One Woman Studied a Million Photos at the Library of Congress

Woman wearing big hat
A photo selected by museum curator Anne Wilkes Tucker: Architectural hats, by Michael A. “Tony” Vaccaro, 1960. Photo: Library of Congress; Prints & Photographs Division

Renowned museum curator Anne Wilkes Tucker is an inspiration for anyone who dreads a full inbox: She went through one million photographs* housed in the Library of Congress in just a few years, and now she’s selected 440 of them for a sweeping new exhibition in Los Angeles. The show features rarely seen images of iconic moments in American history. “I depended on the library staff to bring me boxes,” she explained in an interview. One morning they brought the NAACP photo archive, and the next: a box filled with Charlie Chaplin.

The show “Not an Ostrich: And Other Images From America’s Library” opens this Saturday, April 21, at the Annenberg Space for Photography. “This exhibit is about sports, politics, arts and entertainment, buildings, inventions,” she said. “I would be shocked and disappointed if there wasn’t one photo in there [where] someone wouldn’t want to know the backstory.” The photographs spotlight important moments throughout American history, from the first “selfie” taken in 1839 to civil-rights era portraits to early photos of Oprah Winfrey.

Dorothy Counts integrating into white school
Dorothy Counts was the first black student to enroll at Harding High School in Charlotte, North Carolina, after the Supreme Court ruled public school segregation unconstitutional in Brown v. Board of Education. She’s pictured here at age 15 in 1957, followed by shouting white students. Counts plans to attend the photography show’s opening this weekend. Photo: Douglas Martin/AP/REX/Shutterstock

The Annenberg Foundation’s president and CEO, Wallis Annenberg, thought of doing the show after she saw the tagline “America’s Library” while watching TV. In 2015, she commissioned Tucker to work through the Library of Congress vaults and unearth quintessential snapshots. The exhibition’s title is inspired by a photograph taken in 1930 of a New York woman holding a goose — her prize, as the winner of the 41st annual “Poultry Show” at Madison Square Garden. “Not an ostrich,” the caption reads, “but the oddly plumed ‘Floradora Goose.’”

Librarian of Congress Dr. Carla Hayden, the first woman and African-American to hold the position, since 2016, will attend the show’s opening this Saturday evening alongside Annenberg, Tucker, and Dorothy Counts, shown in the photograph above. “We want people to realize that the Library of Congress is a treasure,” Dr. Hayden said. “It’s America’s historical playground.” Since being sworn in, her work has centered on digitizing archives to increase access for the public. Scroll to see more photos from the show.

Not an Ostrich” will open April 21 and run through September 9, 2018, at the Annenberg Space for Photography in Los Angeles.

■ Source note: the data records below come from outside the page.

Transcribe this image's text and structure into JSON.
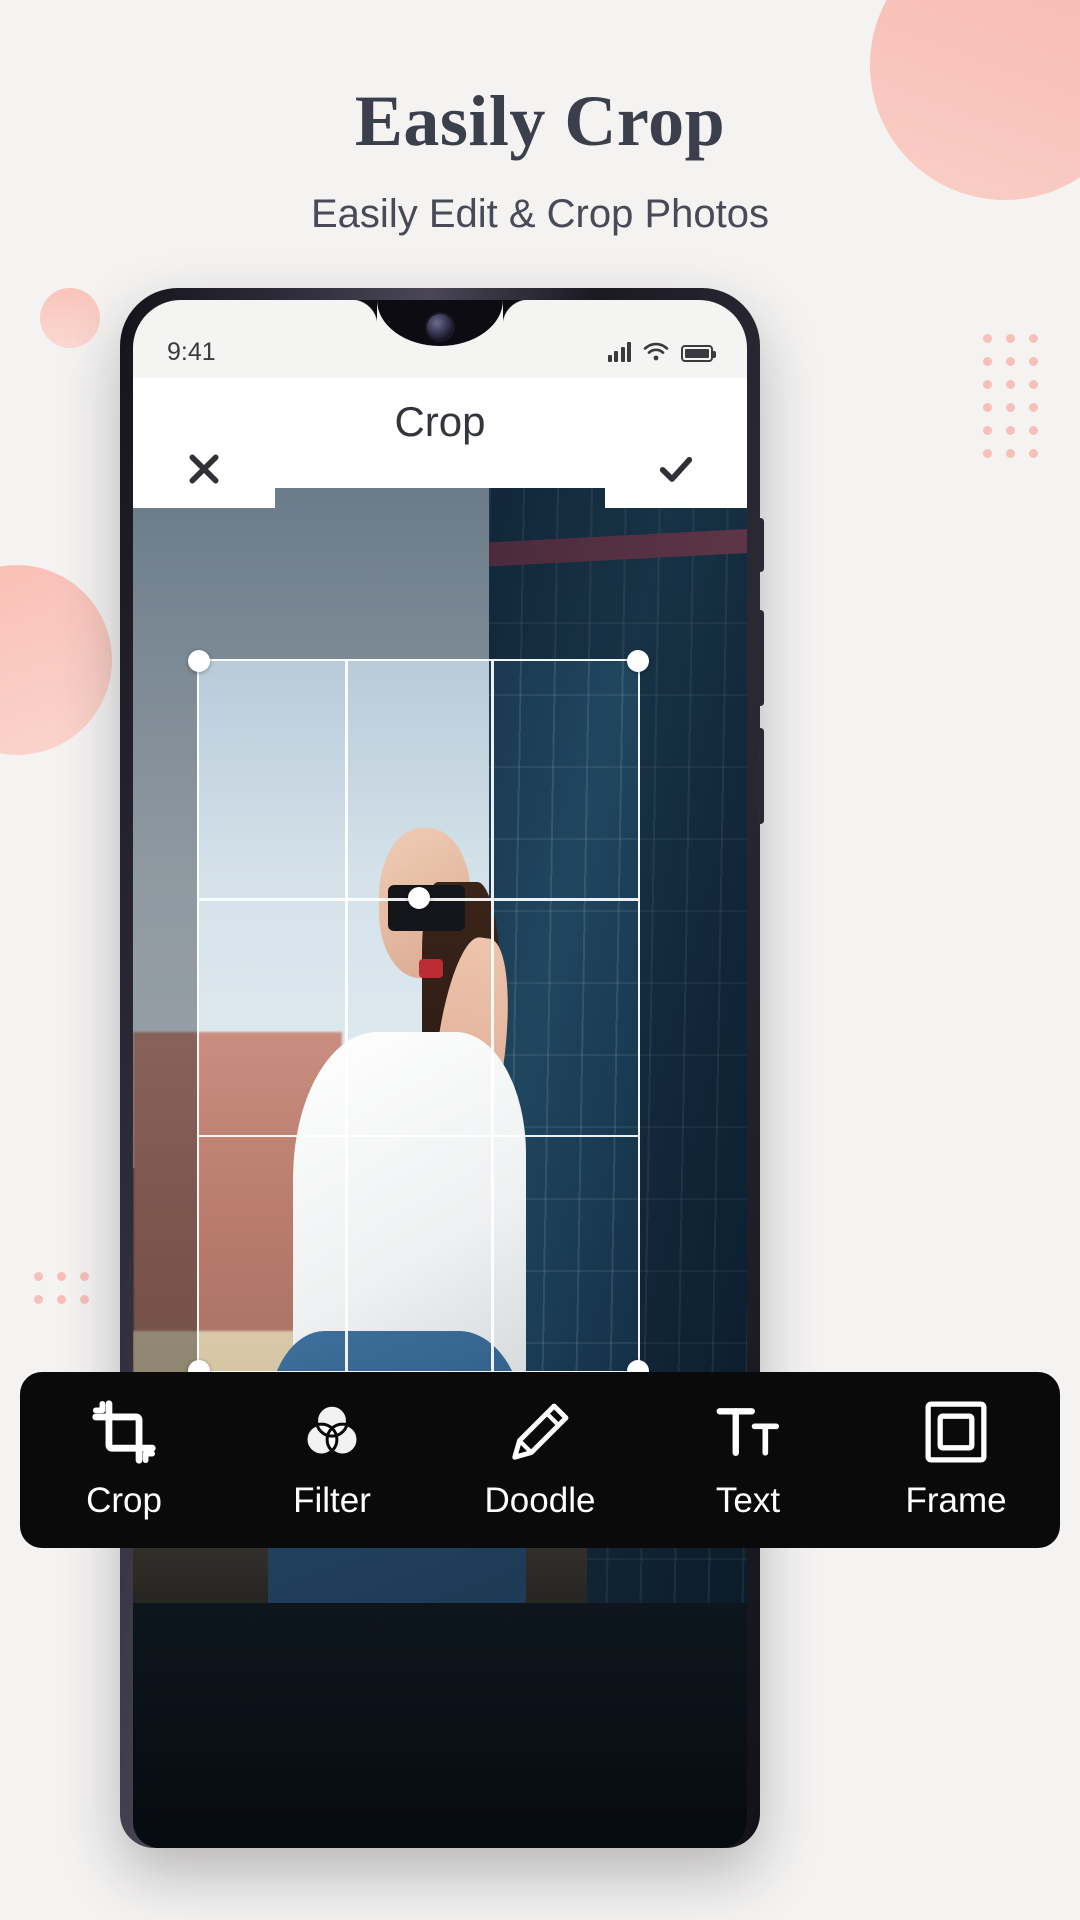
{
  "page": {
    "headline": "Easily Crop",
    "subhead": "Easily Edit & Crop Photos",
    "background_color": "#f4f3f2",
    "headline_color": "#3a3f4b",
    "accent_color": "#f8b6b0"
  },
  "phone": {
    "status_bar": {
      "time": "9:41",
      "signal_icon": "cellular-signal-icon",
      "wifi_icon": "wifi-icon",
      "battery_icon": "battery-full-icon"
    },
    "app_bar": {
      "title": "Crop",
      "close_icon": "close-x-icon",
      "done_icon": "checkmark-icon"
    },
    "crop_overlay": {
      "grid": "rule-of-thirds",
      "handles": [
        "top-left",
        "top-right",
        "bottom-left",
        "bottom-right",
        "center-top"
      ]
    }
  },
  "toolbar": {
    "background_color": "#0a0a0a",
    "items": [
      {
        "label": "Crop",
        "icon": "crop-icon",
        "active": true
      },
      {
        "label": "Filter",
        "icon": "filter-circles-icon",
        "active": false
      },
      {
        "label": "Doodle",
        "icon": "pencil-icon",
        "active": false
      },
      {
        "label": "Text",
        "icon": "text-tt-icon",
        "active": false
      },
      {
        "label": "Frame",
        "icon": "frame-icon",
        "active": false
      }
    ]
  }
}
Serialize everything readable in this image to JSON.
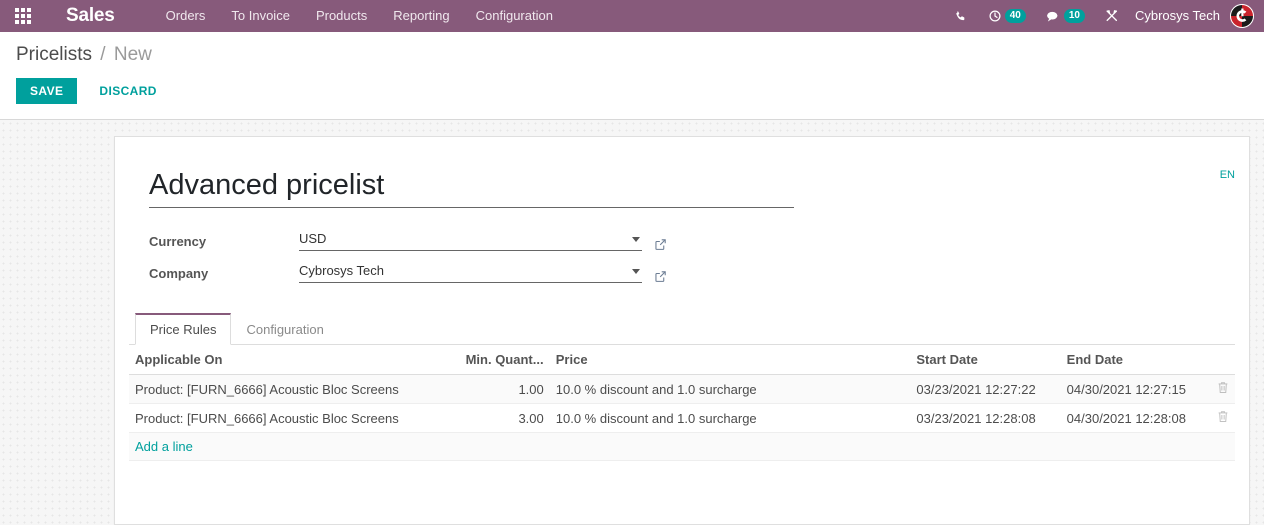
{
  "navbar": {
    "apps_icon": "apps-grid-icon",
    "brand": "Sales",
    "menu": [
      {
        "label": "Orders"
      },
      {
        "label": "To Invoice"
      },
      {
        "label": "Products"
      },
      {
        "label": "Reporting"
      },
      {
        "label": "Configuration"
      }
    ],
    "icons": {
      "phone": "phone-icon",
      "activity": "activity-clock-icon",
      "messages": "chat-bubble-icon",
      "debug": "wrench-screwdriver-icon"
    },
    "activity_count": "40",
    "message_count": "10",
    "user_name": "Cybrosys Tech",
    "avatar": "user-avatar",
    "background_color": "#875A7B",
    "badge_color": "#00A09D"
  },
  "control_panel": {
    "breadcrumb_root": "Pricelists",
    "breadcrumb_separator": "/",
    "breadcrumb_current": "New",
    "save_label": "SAVE",
    "discard_label": "DISCARD",
    "save_color": "#00A09D"
  },
  "form": {
    "title": "Advanced pricelist",
    "language_badge": "EN",
    "fields": [
      {
        "label": "Currency",
        "value": "USD"
      },
      {
        "label": "Company",
        "value": "Cybrosys Tech"
      }
    ]
  },
  "notebook": {
    "tabs": [
      {
        "label": "Price Rules",
        "active": true
      },
      {
        "label": "Configuration",
        "active": false
      }
    ],
    "active_tab_color": "#875A7B"
  },
  "price_rules": {
    "columns": [
      "Applicable On",
      "Min. Quant...",
      "Price",
      "Start Date",
      "End Date"
    ],
    "rows": [
      {
        "applicable_on": "Product: [FURN_6666] Acoustic Bloc Screens",
        "min_quantity": "1.00",
        "price": "10.0 % discount and 1.0 surcharge",
        "start_date": "03/23/2021 12:27:22",
        "end_date": "04/30/2021 12:27:15",
        "delete_icon": "trash-icon"
      },
      {
        "applicable_on": "Product: [FURN_6666] Acoustic Bloc Screens",
        "min_quantity": "3.00",
        "price": "10.0 % discount and 1.0 surcharge",
        "start_date": "03/23/2021 12:28:08",
        "end_date": "04/30/2021 12:28:08",
        "delete_icon": "trash-icon"
      }
    ],
    "add_line_label": "Add a line"
  }
}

* This post has been corrected to show that Tucker studied one million photographs. The original version incorrectly stated that she had studied 14 million.

Not an Ostrich picture
Not an Ostrich: Floradora goose at 41st annual Poultry Show, Madison Square Garden, 1930. Photo: Library of Congress; Prints & Photographs Division
Two ballet dancers in black clothes
Bella Lewitzky Dance Company, by Dan Esgro. c. 1970–80. Photo: Prints & Photographs Division
A young black boy with an older black man.
Fred Stewart II and Tyler Collins, Birmingham Museum of Art from the series “Birmingham: Four Girls, Two Boys,” by Dawoud Bey, 2012 Photo: Library of Congress; Prints & Photographs Division
A Woman Studied a Million Photos at the Library of Congress